→ Exercise brief
If a line in the data below includes the string "accent", please return a copy of it.

..............................

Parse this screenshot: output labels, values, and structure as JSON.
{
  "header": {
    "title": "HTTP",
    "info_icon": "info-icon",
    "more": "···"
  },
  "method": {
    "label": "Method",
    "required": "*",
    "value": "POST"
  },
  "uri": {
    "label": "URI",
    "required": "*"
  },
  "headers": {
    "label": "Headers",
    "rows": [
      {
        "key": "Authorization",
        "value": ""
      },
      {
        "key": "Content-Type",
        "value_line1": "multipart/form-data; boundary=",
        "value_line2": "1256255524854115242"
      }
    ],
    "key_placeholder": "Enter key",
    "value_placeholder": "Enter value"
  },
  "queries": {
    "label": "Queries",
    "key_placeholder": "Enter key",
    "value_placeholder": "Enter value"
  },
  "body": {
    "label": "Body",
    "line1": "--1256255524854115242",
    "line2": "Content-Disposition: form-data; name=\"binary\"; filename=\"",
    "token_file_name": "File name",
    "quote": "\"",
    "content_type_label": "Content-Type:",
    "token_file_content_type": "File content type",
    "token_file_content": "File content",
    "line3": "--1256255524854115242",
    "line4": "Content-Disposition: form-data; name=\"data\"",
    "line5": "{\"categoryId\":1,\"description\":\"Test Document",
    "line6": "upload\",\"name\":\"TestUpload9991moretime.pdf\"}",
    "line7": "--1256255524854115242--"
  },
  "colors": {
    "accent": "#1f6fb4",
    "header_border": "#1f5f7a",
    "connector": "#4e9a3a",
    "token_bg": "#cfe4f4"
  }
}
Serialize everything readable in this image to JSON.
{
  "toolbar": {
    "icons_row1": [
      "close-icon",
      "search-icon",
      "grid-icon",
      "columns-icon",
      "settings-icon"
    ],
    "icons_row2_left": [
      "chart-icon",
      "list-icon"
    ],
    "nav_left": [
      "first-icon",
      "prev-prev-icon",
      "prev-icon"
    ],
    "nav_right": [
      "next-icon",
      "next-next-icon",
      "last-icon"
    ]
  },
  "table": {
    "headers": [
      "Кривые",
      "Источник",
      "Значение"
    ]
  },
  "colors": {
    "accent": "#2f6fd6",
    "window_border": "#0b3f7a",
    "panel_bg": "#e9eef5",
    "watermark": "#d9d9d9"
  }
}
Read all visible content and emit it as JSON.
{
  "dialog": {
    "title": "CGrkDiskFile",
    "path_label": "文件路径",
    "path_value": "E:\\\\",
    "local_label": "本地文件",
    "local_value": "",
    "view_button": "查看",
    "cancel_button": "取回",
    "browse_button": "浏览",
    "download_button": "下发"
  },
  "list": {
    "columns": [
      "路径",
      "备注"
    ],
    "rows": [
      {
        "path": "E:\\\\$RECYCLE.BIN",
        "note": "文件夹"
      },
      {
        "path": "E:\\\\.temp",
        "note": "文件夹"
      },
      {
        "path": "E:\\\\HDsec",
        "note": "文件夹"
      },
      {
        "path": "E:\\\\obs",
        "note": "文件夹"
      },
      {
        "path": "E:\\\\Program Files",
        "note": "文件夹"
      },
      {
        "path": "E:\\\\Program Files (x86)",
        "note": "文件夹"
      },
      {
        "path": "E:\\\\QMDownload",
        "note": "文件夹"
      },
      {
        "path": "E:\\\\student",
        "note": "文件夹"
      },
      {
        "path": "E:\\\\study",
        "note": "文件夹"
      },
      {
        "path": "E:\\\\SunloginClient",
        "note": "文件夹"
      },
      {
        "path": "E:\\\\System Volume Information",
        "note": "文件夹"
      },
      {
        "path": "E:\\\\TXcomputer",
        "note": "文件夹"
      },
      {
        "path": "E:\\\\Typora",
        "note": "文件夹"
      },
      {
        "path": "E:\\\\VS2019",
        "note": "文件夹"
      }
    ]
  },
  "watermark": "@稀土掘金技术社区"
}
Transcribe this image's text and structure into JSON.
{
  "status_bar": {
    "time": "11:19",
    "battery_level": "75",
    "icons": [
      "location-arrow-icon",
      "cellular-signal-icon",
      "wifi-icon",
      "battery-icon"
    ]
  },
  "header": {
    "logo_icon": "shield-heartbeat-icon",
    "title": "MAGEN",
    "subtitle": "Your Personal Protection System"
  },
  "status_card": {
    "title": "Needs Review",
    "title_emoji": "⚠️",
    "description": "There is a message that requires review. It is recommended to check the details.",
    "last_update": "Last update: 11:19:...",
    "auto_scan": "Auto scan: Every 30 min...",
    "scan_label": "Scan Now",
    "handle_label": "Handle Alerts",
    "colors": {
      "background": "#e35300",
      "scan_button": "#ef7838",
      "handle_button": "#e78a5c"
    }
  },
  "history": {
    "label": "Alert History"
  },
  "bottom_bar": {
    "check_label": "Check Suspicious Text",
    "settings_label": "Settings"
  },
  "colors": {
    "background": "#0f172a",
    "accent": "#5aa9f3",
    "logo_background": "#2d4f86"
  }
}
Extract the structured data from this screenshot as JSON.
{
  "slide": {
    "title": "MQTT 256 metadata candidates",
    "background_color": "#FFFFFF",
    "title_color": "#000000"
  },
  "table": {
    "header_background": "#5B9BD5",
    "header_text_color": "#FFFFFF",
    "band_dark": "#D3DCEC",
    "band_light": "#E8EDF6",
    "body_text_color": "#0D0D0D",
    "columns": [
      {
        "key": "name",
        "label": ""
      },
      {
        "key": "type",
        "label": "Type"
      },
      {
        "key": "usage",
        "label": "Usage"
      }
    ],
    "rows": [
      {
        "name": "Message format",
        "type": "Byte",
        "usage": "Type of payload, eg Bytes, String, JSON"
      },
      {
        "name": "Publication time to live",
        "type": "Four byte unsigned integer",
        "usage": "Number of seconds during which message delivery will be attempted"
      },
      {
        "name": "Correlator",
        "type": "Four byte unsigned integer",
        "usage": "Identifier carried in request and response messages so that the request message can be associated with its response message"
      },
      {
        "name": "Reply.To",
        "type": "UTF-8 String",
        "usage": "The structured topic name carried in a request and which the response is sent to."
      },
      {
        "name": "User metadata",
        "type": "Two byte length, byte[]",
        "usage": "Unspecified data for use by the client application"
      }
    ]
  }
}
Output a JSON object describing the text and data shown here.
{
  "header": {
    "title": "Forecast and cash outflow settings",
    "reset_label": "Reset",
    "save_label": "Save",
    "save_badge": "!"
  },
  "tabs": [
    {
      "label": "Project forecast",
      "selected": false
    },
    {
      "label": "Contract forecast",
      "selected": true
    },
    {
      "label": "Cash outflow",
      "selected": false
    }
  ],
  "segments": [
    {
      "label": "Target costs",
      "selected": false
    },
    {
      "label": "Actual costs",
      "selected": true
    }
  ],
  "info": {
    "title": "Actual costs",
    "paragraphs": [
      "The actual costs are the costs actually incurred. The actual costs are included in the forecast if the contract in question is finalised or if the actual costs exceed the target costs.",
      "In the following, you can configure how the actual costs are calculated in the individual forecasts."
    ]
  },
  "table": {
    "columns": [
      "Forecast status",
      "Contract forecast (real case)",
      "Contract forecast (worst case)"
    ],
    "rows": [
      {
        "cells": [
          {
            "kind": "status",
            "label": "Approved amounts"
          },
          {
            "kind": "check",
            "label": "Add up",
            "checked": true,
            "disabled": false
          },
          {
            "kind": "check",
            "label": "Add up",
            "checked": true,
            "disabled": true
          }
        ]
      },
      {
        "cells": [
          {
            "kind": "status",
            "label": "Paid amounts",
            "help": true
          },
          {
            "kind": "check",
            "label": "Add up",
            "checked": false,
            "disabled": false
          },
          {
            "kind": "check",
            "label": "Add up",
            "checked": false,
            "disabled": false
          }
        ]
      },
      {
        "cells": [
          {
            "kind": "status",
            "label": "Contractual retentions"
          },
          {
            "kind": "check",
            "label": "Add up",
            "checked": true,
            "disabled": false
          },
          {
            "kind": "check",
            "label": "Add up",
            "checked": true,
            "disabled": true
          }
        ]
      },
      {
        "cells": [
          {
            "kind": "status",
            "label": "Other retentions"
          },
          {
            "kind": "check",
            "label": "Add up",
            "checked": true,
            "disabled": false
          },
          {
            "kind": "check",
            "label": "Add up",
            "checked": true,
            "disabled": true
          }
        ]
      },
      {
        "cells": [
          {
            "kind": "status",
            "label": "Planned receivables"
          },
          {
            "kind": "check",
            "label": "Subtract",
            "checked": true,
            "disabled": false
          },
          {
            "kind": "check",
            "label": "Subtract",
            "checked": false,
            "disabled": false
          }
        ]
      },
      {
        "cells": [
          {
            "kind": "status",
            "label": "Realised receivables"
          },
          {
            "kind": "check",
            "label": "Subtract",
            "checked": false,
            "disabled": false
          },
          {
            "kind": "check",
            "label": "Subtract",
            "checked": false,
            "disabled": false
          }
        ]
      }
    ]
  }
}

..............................

→ Task output
    "accent": "#1f6fb4",
    "accent": "#2f6fd6",
    "accent": "#5aa9f3",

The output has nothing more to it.